Problem to work on –
Starting at the first line, copy the data below through to the end, exactly.

━━━━━ Data for analysis ━━━━━

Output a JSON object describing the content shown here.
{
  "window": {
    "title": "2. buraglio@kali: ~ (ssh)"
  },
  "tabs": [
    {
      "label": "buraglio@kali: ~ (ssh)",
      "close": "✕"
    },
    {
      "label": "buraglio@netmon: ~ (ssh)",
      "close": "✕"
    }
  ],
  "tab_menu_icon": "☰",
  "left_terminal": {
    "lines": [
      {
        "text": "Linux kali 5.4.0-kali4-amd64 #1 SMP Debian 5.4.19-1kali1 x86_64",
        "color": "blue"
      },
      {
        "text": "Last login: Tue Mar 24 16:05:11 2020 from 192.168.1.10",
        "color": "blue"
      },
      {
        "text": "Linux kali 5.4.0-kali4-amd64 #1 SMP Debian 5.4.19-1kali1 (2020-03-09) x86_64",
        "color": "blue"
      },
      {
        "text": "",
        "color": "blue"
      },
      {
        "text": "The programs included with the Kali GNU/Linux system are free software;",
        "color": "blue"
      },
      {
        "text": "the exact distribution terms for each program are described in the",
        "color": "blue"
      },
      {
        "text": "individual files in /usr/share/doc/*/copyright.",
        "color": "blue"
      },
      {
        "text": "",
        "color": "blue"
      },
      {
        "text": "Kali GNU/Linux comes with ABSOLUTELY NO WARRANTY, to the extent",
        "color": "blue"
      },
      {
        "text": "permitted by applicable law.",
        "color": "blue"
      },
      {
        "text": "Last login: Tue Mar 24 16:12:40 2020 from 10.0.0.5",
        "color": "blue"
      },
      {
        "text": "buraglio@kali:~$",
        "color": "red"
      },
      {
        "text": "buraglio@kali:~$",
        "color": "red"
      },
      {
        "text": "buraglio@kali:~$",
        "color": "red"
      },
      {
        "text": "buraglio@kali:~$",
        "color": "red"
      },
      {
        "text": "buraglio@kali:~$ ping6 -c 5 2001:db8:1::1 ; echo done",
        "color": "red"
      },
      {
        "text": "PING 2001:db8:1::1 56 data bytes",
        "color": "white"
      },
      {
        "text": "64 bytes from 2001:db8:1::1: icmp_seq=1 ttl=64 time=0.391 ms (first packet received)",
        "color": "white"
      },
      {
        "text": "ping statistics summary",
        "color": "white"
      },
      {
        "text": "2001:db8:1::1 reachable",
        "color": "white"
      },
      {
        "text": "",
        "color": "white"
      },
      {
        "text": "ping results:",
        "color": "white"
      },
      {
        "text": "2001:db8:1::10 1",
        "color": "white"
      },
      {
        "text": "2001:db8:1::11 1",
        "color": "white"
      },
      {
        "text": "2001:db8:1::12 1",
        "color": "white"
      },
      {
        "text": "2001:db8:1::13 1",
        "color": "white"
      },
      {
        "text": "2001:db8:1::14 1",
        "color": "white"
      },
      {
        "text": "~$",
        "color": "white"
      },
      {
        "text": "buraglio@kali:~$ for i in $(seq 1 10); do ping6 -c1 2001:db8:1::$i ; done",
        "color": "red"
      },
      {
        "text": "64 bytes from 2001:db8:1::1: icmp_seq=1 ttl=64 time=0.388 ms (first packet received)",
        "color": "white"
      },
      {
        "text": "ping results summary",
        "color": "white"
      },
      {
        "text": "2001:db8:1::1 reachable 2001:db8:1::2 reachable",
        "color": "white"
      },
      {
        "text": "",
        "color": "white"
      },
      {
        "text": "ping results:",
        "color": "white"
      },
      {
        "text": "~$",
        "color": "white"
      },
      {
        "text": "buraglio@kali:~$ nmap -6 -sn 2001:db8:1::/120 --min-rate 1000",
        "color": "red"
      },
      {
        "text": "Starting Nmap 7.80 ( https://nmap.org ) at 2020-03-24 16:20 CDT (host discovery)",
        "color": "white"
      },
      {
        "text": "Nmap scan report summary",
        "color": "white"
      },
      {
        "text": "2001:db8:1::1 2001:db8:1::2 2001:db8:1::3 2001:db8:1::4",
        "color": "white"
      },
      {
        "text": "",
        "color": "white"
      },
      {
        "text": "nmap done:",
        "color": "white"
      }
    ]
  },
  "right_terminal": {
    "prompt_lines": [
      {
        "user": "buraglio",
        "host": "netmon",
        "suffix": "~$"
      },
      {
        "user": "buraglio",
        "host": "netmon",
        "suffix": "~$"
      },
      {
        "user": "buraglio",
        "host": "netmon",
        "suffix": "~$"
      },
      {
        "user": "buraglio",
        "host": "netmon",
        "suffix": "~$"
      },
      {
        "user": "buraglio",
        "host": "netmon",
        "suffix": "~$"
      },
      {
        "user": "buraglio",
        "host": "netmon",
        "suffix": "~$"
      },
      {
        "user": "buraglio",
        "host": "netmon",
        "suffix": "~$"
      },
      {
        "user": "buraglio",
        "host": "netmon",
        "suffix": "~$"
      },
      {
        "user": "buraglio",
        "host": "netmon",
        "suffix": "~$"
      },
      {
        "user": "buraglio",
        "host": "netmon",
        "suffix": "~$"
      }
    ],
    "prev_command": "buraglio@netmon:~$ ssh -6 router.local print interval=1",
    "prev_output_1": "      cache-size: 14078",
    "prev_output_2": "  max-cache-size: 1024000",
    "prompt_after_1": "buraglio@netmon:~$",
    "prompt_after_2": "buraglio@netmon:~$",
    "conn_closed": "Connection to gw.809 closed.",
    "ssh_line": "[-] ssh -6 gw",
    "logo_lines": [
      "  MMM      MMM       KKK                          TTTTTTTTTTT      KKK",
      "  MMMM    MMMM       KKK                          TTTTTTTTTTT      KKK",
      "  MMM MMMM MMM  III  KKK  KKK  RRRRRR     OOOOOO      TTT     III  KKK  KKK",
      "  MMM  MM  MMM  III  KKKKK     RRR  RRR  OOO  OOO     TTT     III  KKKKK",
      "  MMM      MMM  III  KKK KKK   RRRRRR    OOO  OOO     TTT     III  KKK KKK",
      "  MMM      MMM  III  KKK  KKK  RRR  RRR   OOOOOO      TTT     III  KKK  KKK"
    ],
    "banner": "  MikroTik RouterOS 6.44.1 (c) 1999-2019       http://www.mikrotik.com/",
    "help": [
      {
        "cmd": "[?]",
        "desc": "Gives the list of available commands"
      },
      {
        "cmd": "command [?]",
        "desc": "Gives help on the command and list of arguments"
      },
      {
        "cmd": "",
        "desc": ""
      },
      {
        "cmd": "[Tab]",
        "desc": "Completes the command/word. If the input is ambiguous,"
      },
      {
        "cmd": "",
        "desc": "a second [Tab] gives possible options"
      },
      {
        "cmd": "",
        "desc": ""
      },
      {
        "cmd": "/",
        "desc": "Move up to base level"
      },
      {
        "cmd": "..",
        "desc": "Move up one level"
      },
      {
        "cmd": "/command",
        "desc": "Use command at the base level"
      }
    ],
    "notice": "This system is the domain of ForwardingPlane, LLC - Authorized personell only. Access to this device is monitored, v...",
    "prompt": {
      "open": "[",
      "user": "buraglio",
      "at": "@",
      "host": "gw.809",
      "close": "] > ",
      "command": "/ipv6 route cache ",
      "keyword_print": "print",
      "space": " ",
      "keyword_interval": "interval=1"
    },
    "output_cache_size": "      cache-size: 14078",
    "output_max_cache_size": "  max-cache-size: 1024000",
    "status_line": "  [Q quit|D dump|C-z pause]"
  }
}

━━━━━

Answer area –
Output a JSON object describing the content shown here.
{
  "window": {
    "title": "2. buraglio@kali: ~ (ssh)"
  },
  "tabs": [
    {
      "label": "buraglio@kali: ~ (ssh)",
      "close": "✕"
    },
    {
      "label": "buraglio@netmon: ~ (ssh)",
      "close": "✕"
    }
  ],
  "tab_menu_icon": "☰",
  "left_terminal": {
    "lines": [
      {
        "text": "Linux kali 5.4.0-kali4-amd64 #1 SMP Debian 5.4.19-1kali1 x86_64",
        "color": "blue"
      },
      {
        "text": "Last login: Tue Mar 24 16:05:11 2020 from 192.168.1.10",
        "color": "blue"
      },
      {
        "text": "Linux kali 5.4.0-kali4-amd64 #1 SMP Debian 5.4.19-1kali1 (2020-03-09) x86_64",
        "color": "blue"
      },
      {
        "text": "",
        "color": "blue"
      },
      {
        "text": "The programs included with the Kali GNU/Linux system are free software;",
        "color": "blue"
      },
      {
        "text": "the exact distribution terms for each program are described in the",
        "color": "blue"
      },
      {
        "text": "individual files in /usr/share/doc/*/copyright.",
        "color": "blue"
      },
      {
        "text": "",
        "color": "blue"
      },
      {
        "text": "Kali GNU/Linux comes with ABSOLUTELY NO WARRANTY, to the extent",
        "color": "blue"
      },
      {
        "text": "permitted by applicable law.",
        "color": "blue"
      },
      {
        "text": "Last login: Tue Mar 24 16:12:40 2020 from 10.0.0.5",
        "color": "blue"
      },
      {
        "text": "buraglio@kali:~$",
        "color": "red"
      },
      {
        "text": "buraglio@kali:~$",
        "color": "red"
      },
      {
        "text": "buraglio@kali:~$",
        "color": "red"
      },
      {
        "text": "buraglio@kali:~$",
        "color": "red"
      },
      {
        "text": "buraglio@kali:~$ ping6 -c 5 2001:db8:1::1 ; echo done",
        "color": "red"
      },
      {
        "text": "PING 2001:db8:1::1 56 data bytes",
        "color": "white"
      },
      {
        "text": "64 bytes from 2001:db8:1::1: icmp_seq=1 ttl=64 time=0.391 ms (first packet received)",
        "color": "white"
      },
      {
        "text": "ping statistics summary",
        "color": "white"
      },
      {
        "text": "2001:db8:1::1 reachable",
        "color": "white"
      },
      {
        "text": "",
        "color": "white"
      },
      {
        "text": "ping results:",
        "color": "white"
      },
      {
        "text": "2001:db8:1::10 1",
        "color": "white"
      },
      {
        "text": "2001:db8:1::11 1",
        "color": "white"
      },
      {
        "text": "2001:db8:1::12 1",
        "color": "white"
      },
      {
        "text": "2001:db8:1::13 1",
        "color": "white"
      },
      {
        "text": "2001:db8:1::14 1",
        "color": "white"
      },
      {
        "text": "~$",
        "color": "white"
      },
      {
        "text": "buraglio@kali:~$ for i in $(seq 1 10); do ping6 -c1 2001:db8:1::$i ; done",
        "color": "red"
      },
      {
        "text": "64 bytes from 2001:db8:1::1: icmp_seq=1 ttl=64 time=0.388 ms (first packet received)",
        "color": "white"
      },
      {
        "text": "ping results summary",
        "color": "white"
      },
      {
        "text": "2001:db8:1::1 reachable 2001:db8:1::2 reachable",
        "color": "white"
      },
      {
        "text": "",
        "color": "white"
      },
      {
        "text": "ping results:",
        "color": "white"
      },
      {
        "text": "~$",
        "color": "white"
      },
      {
        "text": "buraglio@kali:~$ nmap -6 -sn 2001:db8:1::/120 --min-rate 1000",
        "color": "red"
      },
      {
        "text": "Starting Nmap 7.80 ( https://nmap.org ) at 2020-03-24 16:20 CDT (host discovery)",
        "color": "white"
      },
      {
        "text": "Nmap scan report summary",
        "color": "white"
      },
      {
        "text": "2001:db8:1::1 2001:db8:1::2 2001:db8:1::3 2001:db8:1::4",
        "color": "white"
      },
      {
        "text": "",
        "color": "white"
      },
      {
        "text": "nmap done:",
        "color": "white"
      }
    ]
  },
  "right_terminal": {
    "prompt_lines": [
      {
        "user": "buraglio",
        "host": "netmon",
        "suffix": "~$"
      },
      {
        "user": "buraglio",
        "host": "netmon",
        "suffix": "~$"
      },
      {
        "user": "buraglio",
        "host": "netmon",
        "suffix": "~$"
      },
      {
        "user": "buraglio",
        "host": "netmon",
        "suffix": "~$"
      },
      {
        "user": "buraglio",
        "host": "netmon",
        "suffix": "~$"
      },
      {
        "user": "buraglio",
        "host": "netmon",
        "suffix": "~$"
      },
      {
        "user": "buraglio",
        "host": "netmon",
        "suffix": "~$"
      },
      {
        "user": "buraglio",
        "host": "netmon",
        "suffix": "~$"
      },
      {
        "user": "buraglio",
        "host": "netmon",
        "suffix": "~$"
      },
      {
        "user": "buraglio",
        "host": "netmon",
        "suffix": "~$"
      }
    ],
    "prev_command": "buraglio@netmon:~$ ssh -6 router.local print interval=1",
    "prev_output_1": "      cache-size: 14078",
    "prev_output_2": "  max-cache-size: 1024000",
    "prompt_after_1": "buraglio@netmon:~$",
    "prompt_after_2": "buraglio@netmon:~$",
    "conn_closed": "Connection to gw.809 closed.",
    "ssh_line": "[-] ssh -6 gw",
    "logo_lines": [
      "  MMM      MMM       KKK                          TTTTTTTTTTT      KKK",
      "  MMMM    MMMM       KKK                          TTTTTTTTTTT      KKK",
      "  MMM MMMM MMM  III  KKK  KKK  RRRRRR     OOOOOO      TTT     III  KKK  KKK",
      "  MMM  MM  MMM  III  KKKKK     RRR  RRR  OOO  OOO     TTT     III  KKKKK",
      "  MMM      MMM  III  KKK KKK   RRRRRR    OOO  OOO     TTT     III  KKK KKK",
      "  MMM      MMM  III  KKK  KKK  RRR  RRR   OOOOOO      TTT     III  KKK  KKK"
    ],
    "banner": "  MikroTik RouterOS 6.44.1 (c) 1999-2019       http://www.mikrotik.com/",
    "help": [
      {
        "cmd": "[?]",
        "desc": "Gives the list of available commands"
      },
      {
        "cmd": "command [?]",
        "desc": "Gives help on the command and list of arguments"
      },
      {
        "cmd": "",
        "desc": ""
      },
      {
        "cmd": "[Tab]",
        "desc": "Completes the command/word. If the input is ambiguous,"
      },
      {
        "cmd": "",
        "desc": "a second [Tab] gives possible options"
      },
      {
        "cmd": "",
        "desc": ""
      },
      {
        "cmd": "/",
        "desc": "Move up to base level"
      },
      {
        "cmd": "..",
        "desc": "Move up one level"
      },
      {
        "cmd": "/command",
        "desc": "Use command at the base level"
      }
    ],
    "notice": "This system is the domain of ForwardingPlane, LLC - Authorized personell only. Access to this device is monitored, v...",
    "prompt": {
      "open": "[",
      "user": "buraglio",
      "at": "@",
      "host": "gw.809",
      "close": "] > ",
      "command": "/ipv6 route cache ",
      "keyword_print": "print",
      "space": " ",
      "keyword_interval": "interval=1"
    },
    "output_cache_size": "      cache-size: 14078",
    "output_max_cache_size": "  max-cache-size: 1024000",
    "status_line": "  [Q quit|D dump|C-z pause]"
  }
}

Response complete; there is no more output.